Hernandez threw a high volume of punches that immediately put Martino on the defensive. In the second, Hernandez stepped on the gas and fired a variety of punches from every angle imaginable to stun and stop Martino.
Lightweight prospect Ruben Torres (3-0, 3 KOs) of Los Angeles made it three straight first round knockout wins to begin his professional career. Trained by the well-respected Danny Zamora, Torres jumped on Alejandro Zepeda (0-3) from the start.
It didn’t take long for Torres to land his strong right hand. He connected early, knocking out Zepeda at the :42 mark. Torres boasts natural boxing ability and his tall frame (6’0″) should allow him to box effectively in multiple divisions.
In a battle of unbeaten prospects, it was Jonah Flores (2-0) that stood out and dominated Ivan Martino (1-1, 1 KO) to the tune of a unanimous decision sweep (40-36). Flores, out of Riverside, Calif. and trained by Henry Ramirez, showed a solid skill set in picking apart the active Martino.
Flores displayed a high guard and accurate punching throughout the 4-round fight.
After a four-year layoff, junior welterweight Luis Zarazua (7-0-1, 4 KOs) returned in thrilling fashion in the “New Blood” show opener by punching out the overmatched Luis Silva (4-12, 2 KOs) in the first round (2:43).
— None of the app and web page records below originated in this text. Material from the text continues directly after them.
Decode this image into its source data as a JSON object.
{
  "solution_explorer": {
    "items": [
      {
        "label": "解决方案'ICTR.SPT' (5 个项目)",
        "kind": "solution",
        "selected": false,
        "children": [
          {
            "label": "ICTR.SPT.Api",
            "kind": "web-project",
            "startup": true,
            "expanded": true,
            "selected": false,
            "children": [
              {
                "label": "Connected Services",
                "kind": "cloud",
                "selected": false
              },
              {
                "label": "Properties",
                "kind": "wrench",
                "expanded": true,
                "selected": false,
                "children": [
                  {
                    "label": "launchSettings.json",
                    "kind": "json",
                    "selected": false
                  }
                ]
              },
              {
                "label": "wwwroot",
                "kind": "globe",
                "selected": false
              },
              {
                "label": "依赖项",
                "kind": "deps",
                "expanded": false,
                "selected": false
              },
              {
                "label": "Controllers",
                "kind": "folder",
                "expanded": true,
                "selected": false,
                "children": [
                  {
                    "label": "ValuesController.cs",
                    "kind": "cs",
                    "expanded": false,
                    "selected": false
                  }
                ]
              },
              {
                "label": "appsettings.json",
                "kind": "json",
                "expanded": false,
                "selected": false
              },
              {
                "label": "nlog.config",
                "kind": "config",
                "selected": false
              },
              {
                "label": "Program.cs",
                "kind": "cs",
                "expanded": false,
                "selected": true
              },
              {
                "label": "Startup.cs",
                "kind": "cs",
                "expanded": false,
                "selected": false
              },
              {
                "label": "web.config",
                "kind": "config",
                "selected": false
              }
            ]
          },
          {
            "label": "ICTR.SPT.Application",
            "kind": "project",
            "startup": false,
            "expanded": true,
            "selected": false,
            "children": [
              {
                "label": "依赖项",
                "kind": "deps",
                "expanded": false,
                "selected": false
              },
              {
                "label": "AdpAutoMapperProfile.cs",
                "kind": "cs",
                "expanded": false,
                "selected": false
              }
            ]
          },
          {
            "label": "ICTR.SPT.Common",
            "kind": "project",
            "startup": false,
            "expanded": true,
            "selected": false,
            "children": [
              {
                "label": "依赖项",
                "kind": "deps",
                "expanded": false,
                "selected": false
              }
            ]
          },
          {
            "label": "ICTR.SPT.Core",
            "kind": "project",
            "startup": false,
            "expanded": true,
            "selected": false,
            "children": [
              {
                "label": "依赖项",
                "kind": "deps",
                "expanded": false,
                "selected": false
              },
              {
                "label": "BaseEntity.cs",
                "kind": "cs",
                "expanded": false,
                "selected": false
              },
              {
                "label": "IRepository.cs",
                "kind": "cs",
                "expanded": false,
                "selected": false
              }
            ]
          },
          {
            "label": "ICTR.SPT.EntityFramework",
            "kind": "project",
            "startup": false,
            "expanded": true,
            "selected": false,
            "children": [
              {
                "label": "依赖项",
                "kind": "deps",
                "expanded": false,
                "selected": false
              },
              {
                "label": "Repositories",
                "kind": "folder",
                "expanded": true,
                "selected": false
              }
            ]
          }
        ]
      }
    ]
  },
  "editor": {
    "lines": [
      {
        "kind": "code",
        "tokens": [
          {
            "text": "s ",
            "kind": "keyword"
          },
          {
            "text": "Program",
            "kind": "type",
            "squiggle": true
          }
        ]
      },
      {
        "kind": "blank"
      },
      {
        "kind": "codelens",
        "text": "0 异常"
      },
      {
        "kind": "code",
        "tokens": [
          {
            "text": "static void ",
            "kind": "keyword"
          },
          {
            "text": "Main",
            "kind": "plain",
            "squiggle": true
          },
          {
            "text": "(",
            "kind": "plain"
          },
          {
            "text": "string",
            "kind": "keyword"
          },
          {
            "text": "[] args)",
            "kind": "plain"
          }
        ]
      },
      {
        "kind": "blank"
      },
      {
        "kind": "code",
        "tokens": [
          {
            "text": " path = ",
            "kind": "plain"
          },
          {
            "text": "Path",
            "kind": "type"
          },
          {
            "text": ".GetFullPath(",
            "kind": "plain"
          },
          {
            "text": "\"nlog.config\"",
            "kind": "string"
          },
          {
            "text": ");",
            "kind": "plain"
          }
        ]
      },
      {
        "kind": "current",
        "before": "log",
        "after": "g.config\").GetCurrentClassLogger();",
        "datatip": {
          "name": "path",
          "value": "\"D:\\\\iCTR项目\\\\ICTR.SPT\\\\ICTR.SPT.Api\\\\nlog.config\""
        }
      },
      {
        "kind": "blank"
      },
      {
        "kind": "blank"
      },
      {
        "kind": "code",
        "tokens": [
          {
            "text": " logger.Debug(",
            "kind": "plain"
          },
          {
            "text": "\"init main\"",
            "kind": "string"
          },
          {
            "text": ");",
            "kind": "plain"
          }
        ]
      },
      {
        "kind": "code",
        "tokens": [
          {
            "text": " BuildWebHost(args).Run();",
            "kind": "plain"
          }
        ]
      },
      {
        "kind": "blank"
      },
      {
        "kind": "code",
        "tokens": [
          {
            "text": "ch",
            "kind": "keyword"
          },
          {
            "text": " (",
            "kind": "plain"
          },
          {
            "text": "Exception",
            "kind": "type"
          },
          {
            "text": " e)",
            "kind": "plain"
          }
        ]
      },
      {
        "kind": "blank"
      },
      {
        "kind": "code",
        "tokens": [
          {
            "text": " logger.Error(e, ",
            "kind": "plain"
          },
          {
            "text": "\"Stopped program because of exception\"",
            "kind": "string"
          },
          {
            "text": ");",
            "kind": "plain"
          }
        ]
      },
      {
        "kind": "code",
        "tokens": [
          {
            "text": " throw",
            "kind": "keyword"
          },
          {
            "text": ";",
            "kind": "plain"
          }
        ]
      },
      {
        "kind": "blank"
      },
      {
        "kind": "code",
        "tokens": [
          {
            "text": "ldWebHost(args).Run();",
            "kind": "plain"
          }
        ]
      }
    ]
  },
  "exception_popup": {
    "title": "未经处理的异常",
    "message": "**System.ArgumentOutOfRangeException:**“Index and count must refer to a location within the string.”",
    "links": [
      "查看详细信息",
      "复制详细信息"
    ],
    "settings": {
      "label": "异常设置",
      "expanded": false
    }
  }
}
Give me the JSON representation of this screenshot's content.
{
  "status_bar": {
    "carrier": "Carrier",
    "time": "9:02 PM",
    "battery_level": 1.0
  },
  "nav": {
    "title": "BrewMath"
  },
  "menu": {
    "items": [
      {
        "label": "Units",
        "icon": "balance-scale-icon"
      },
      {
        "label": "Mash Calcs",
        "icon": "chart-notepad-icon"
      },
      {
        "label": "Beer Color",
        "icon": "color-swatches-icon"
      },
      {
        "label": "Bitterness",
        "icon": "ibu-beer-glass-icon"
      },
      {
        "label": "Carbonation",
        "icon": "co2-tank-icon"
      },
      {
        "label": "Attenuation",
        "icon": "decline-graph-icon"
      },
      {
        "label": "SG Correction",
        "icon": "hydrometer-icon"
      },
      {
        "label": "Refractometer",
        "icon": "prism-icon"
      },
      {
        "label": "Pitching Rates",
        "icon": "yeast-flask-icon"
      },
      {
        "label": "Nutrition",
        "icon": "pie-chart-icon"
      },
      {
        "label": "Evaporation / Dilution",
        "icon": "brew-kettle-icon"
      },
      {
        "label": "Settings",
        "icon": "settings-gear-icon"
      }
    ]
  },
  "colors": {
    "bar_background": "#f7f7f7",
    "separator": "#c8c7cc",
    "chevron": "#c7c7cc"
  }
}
Midway through the first stanza, Zarazua dropped Silva with a left hook to the body. Zarazua, who fights out of Edinburg, Tex., continued to push the tempo and landed a combination that floored Silva for the final time near the end of the round.